- **WORK REQUEST**:
Extract all lines from the data beneath that include the word "Phase".

- **DATA SUPPLIED**:
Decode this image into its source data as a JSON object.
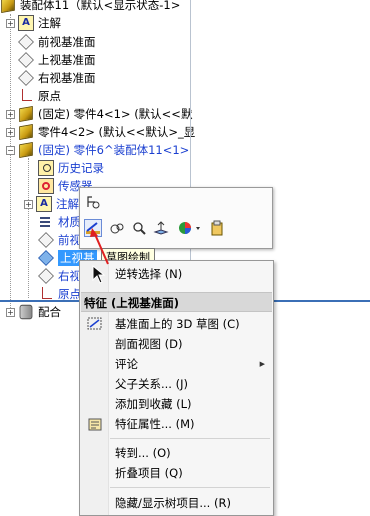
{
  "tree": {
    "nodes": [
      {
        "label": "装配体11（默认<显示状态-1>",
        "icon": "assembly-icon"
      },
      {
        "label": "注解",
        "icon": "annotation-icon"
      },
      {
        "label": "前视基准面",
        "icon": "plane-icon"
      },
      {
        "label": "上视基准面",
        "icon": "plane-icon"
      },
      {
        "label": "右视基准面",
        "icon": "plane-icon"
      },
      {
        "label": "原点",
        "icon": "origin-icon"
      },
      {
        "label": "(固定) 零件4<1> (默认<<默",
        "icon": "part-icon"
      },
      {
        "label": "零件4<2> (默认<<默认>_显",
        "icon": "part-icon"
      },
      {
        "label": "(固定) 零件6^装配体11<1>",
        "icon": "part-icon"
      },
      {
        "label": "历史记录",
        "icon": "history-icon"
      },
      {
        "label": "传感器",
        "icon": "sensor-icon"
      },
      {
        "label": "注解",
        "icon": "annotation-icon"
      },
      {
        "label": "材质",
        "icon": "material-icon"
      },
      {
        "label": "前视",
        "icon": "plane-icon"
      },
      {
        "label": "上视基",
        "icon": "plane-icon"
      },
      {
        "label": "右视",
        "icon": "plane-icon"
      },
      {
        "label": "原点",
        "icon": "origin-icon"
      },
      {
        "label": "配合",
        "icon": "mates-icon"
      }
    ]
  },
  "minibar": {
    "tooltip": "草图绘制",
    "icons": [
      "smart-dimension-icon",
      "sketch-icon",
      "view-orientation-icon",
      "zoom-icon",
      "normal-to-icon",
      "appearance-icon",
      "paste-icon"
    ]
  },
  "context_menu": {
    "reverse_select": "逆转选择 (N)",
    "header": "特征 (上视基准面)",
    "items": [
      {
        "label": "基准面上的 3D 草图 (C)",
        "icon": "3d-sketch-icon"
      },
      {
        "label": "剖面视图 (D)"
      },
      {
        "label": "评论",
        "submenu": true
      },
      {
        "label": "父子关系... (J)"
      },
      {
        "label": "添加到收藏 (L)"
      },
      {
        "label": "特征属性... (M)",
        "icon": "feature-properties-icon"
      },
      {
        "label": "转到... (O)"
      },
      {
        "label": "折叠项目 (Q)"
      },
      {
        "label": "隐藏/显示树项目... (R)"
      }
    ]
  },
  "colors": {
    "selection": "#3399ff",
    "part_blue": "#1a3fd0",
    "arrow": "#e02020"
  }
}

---

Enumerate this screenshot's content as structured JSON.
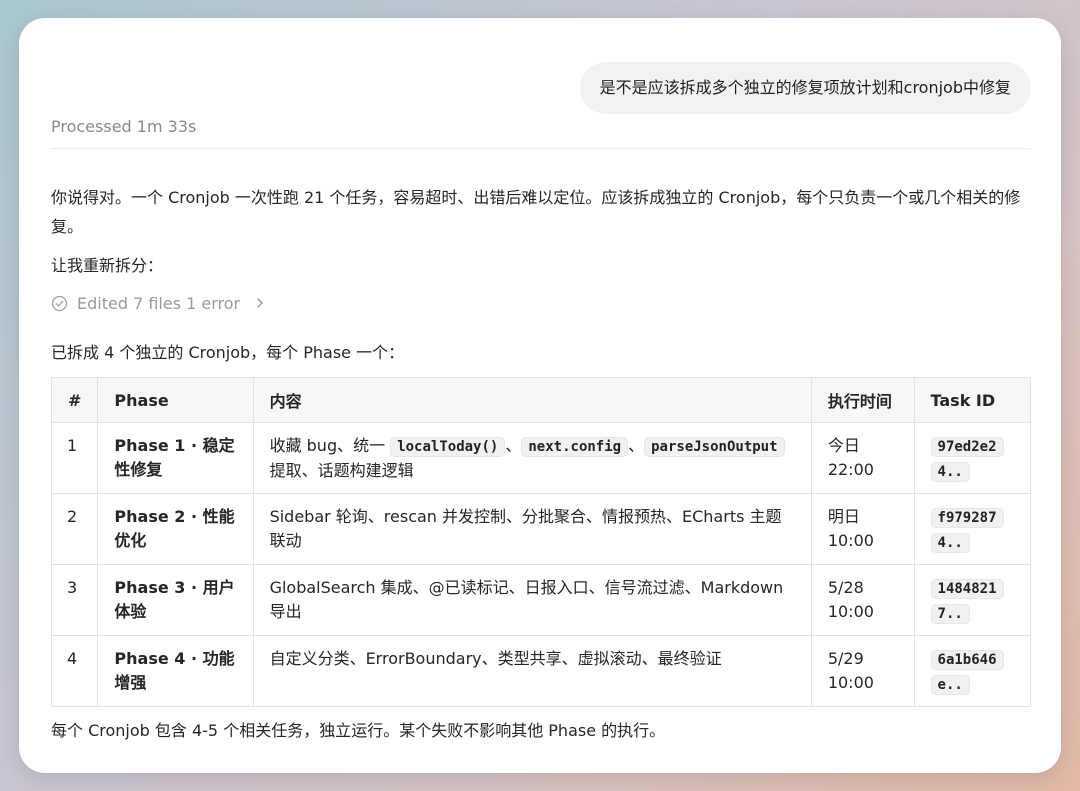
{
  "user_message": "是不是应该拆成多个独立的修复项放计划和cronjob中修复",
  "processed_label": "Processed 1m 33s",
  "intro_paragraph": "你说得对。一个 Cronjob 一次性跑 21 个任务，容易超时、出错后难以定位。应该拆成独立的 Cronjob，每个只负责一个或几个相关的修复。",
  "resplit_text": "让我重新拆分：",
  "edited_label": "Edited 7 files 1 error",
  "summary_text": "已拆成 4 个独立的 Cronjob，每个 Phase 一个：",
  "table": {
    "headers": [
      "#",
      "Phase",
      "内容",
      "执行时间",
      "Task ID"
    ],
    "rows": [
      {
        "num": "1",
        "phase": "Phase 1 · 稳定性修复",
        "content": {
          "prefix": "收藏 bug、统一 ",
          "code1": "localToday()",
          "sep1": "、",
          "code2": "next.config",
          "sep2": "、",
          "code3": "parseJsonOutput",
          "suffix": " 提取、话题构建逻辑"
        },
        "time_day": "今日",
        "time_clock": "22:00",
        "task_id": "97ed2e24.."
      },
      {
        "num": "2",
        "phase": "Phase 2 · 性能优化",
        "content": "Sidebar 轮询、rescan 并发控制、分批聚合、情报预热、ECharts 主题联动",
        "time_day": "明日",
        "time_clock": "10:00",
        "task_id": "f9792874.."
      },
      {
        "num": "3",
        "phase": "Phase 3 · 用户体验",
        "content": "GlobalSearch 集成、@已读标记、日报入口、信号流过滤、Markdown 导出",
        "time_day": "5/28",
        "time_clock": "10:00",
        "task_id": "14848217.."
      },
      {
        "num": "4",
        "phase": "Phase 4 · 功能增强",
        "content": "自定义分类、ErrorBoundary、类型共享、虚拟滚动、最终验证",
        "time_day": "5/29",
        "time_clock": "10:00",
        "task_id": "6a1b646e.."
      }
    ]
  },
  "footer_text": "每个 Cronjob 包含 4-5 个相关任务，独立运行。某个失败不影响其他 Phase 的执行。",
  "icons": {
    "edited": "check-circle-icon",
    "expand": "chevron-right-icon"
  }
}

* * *

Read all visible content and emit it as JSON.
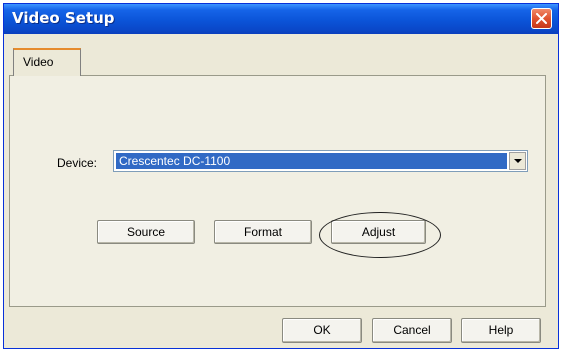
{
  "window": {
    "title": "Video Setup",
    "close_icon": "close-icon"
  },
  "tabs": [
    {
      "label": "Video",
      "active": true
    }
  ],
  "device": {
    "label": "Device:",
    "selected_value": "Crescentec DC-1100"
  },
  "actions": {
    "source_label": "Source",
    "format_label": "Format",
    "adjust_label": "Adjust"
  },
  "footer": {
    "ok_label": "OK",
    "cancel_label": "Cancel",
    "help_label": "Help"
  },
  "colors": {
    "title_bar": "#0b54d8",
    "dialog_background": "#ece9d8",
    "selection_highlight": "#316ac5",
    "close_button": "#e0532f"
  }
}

- **SOLUTION TO THIS TASK**:
  "summary_text": "已拆成 4 个独立的 Cronjob，每个 Phase 一个：",
      "Phase",
        "phase": "Phase 1 · 稳定性修复",
        "phase": "Phase 2 · 性能优化",
        "phase": "Phase 3 · 用户体验",
        "phase": "Phase 4 · 功能增强",
  "footer_text": "每个 Cronjob 包含 4-5 个相关任务，独立运行。某个失败不影响其他 Phase 的执行。",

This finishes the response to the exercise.